======== The input ========

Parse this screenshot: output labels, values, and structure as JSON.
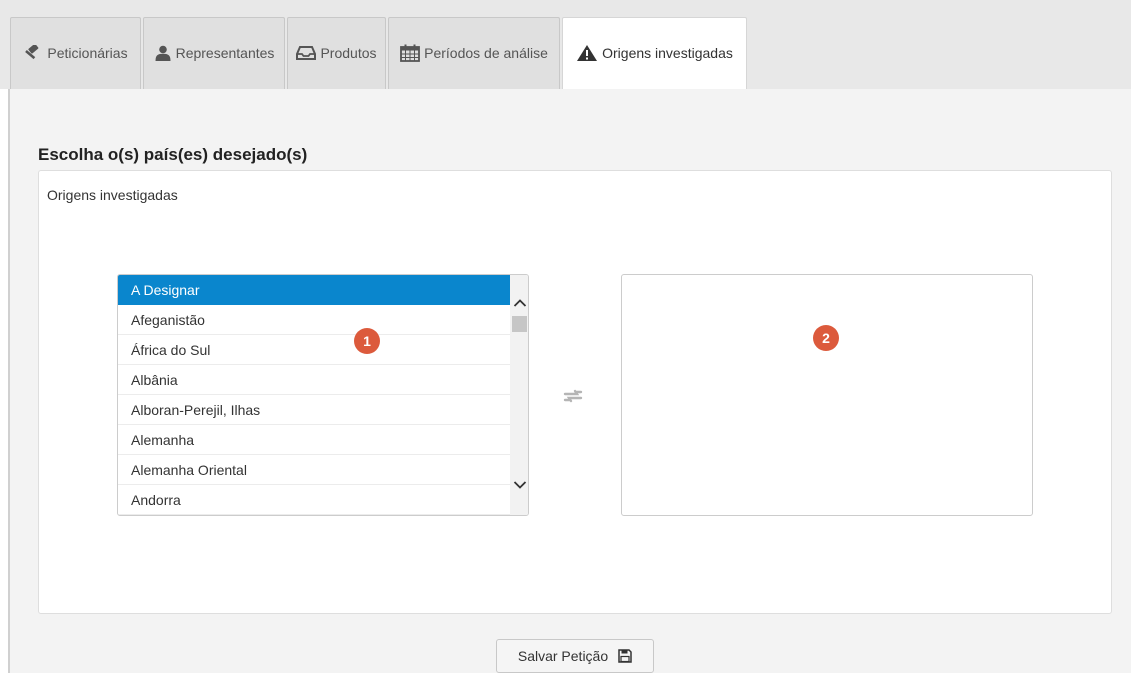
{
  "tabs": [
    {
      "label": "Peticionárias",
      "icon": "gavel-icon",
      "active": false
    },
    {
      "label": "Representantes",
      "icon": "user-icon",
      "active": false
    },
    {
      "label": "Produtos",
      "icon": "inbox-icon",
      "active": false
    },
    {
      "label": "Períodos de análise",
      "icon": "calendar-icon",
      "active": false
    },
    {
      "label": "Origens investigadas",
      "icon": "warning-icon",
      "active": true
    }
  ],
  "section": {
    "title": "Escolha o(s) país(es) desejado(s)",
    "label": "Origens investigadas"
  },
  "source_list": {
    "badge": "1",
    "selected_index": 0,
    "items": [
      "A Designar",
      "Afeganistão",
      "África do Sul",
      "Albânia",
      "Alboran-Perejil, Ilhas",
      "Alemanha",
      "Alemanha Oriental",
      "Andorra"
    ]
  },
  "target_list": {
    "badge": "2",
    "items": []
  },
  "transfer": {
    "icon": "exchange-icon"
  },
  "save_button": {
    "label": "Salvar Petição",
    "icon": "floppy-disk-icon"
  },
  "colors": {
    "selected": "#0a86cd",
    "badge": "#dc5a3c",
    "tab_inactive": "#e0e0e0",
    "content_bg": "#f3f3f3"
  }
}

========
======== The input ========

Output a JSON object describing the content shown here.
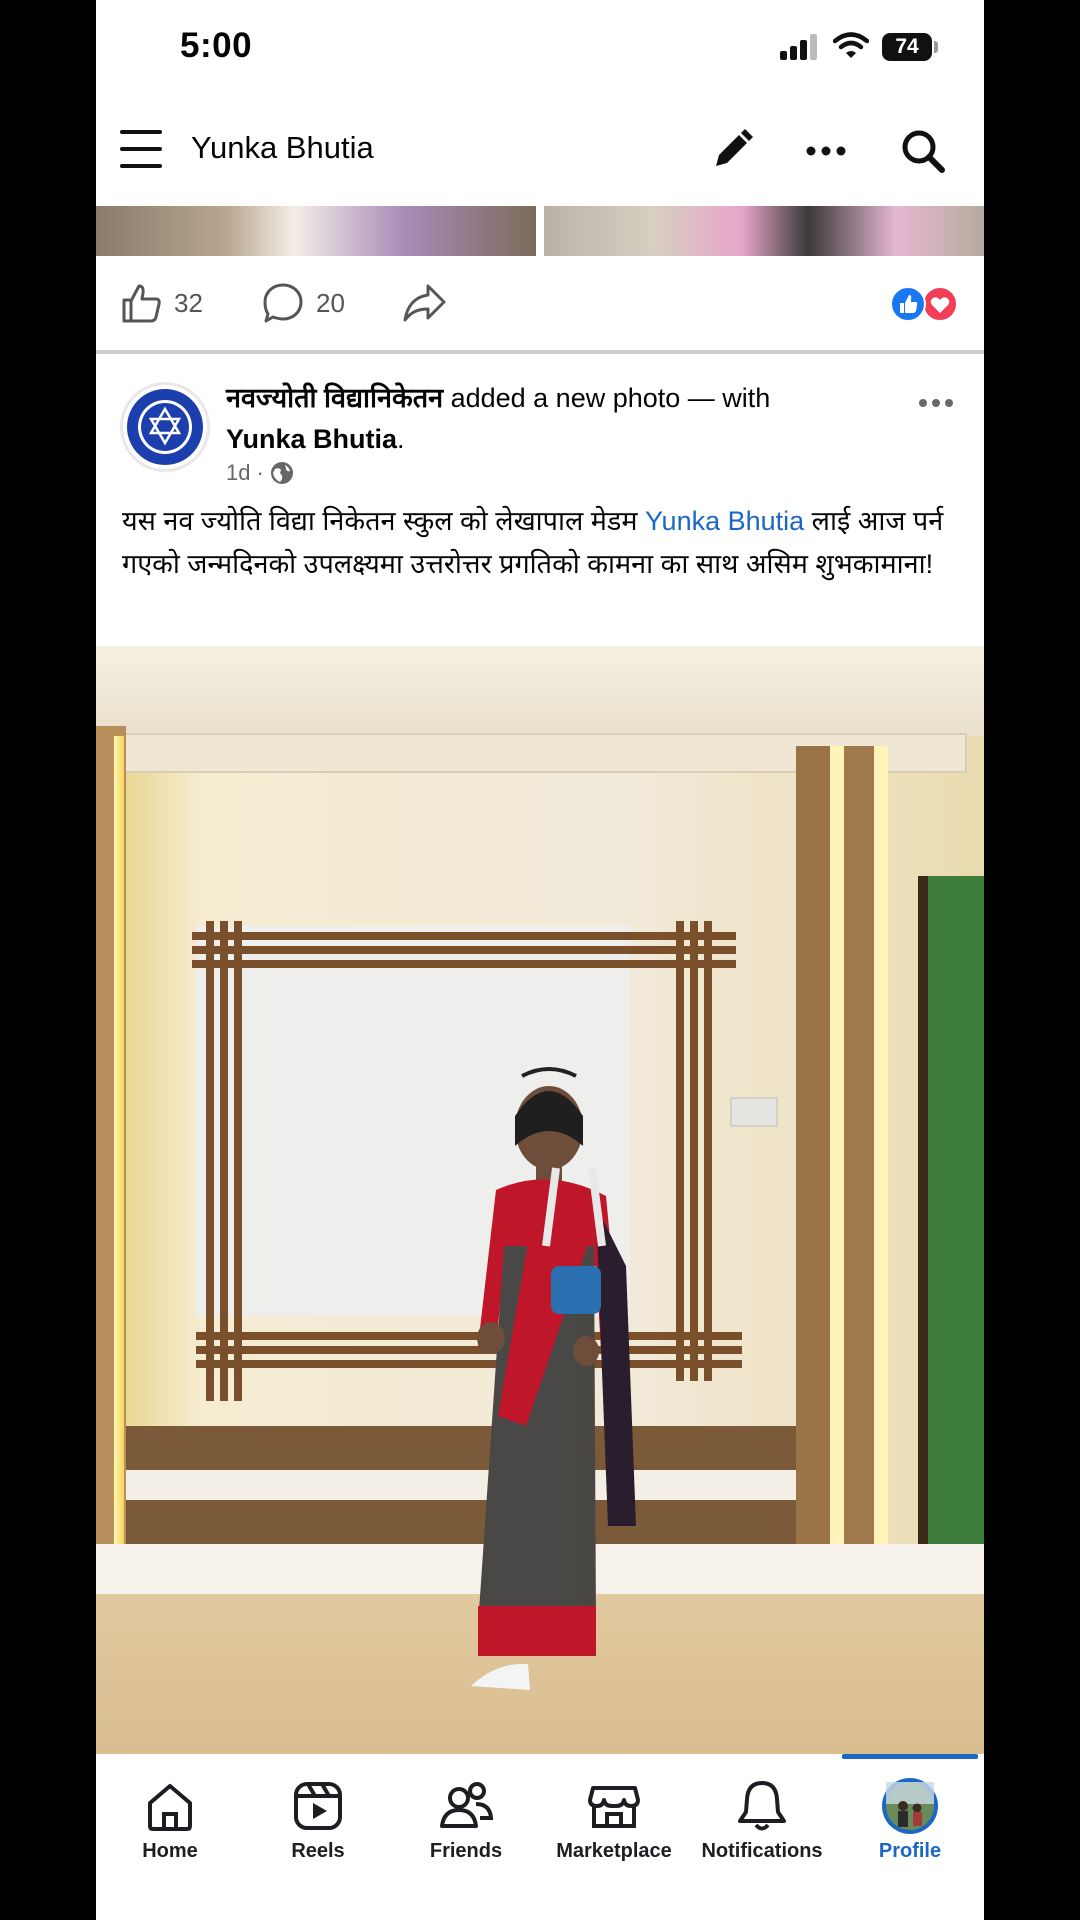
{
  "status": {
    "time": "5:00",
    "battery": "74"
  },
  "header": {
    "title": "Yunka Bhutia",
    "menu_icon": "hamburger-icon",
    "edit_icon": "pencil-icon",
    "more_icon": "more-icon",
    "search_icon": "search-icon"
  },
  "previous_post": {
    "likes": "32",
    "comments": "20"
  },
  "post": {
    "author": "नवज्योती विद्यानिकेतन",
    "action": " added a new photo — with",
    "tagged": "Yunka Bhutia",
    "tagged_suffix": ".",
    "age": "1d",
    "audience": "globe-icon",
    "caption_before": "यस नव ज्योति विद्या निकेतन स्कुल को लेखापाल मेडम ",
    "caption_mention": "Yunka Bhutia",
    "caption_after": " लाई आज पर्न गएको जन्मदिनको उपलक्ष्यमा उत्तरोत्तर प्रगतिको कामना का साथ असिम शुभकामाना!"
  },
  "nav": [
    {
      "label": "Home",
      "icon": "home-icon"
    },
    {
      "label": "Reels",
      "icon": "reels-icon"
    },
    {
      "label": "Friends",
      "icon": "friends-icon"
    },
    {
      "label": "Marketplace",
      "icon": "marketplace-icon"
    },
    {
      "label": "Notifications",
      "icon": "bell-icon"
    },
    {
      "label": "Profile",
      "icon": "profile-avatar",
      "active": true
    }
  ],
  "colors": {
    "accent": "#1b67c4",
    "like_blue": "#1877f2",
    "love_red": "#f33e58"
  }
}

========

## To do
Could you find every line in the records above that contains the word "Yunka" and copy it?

## Answer
    "title": "Yunka Bhutia",
    "tagged": "Yunka Bhutia",
    "caption_mention": "Yunka Bhutia",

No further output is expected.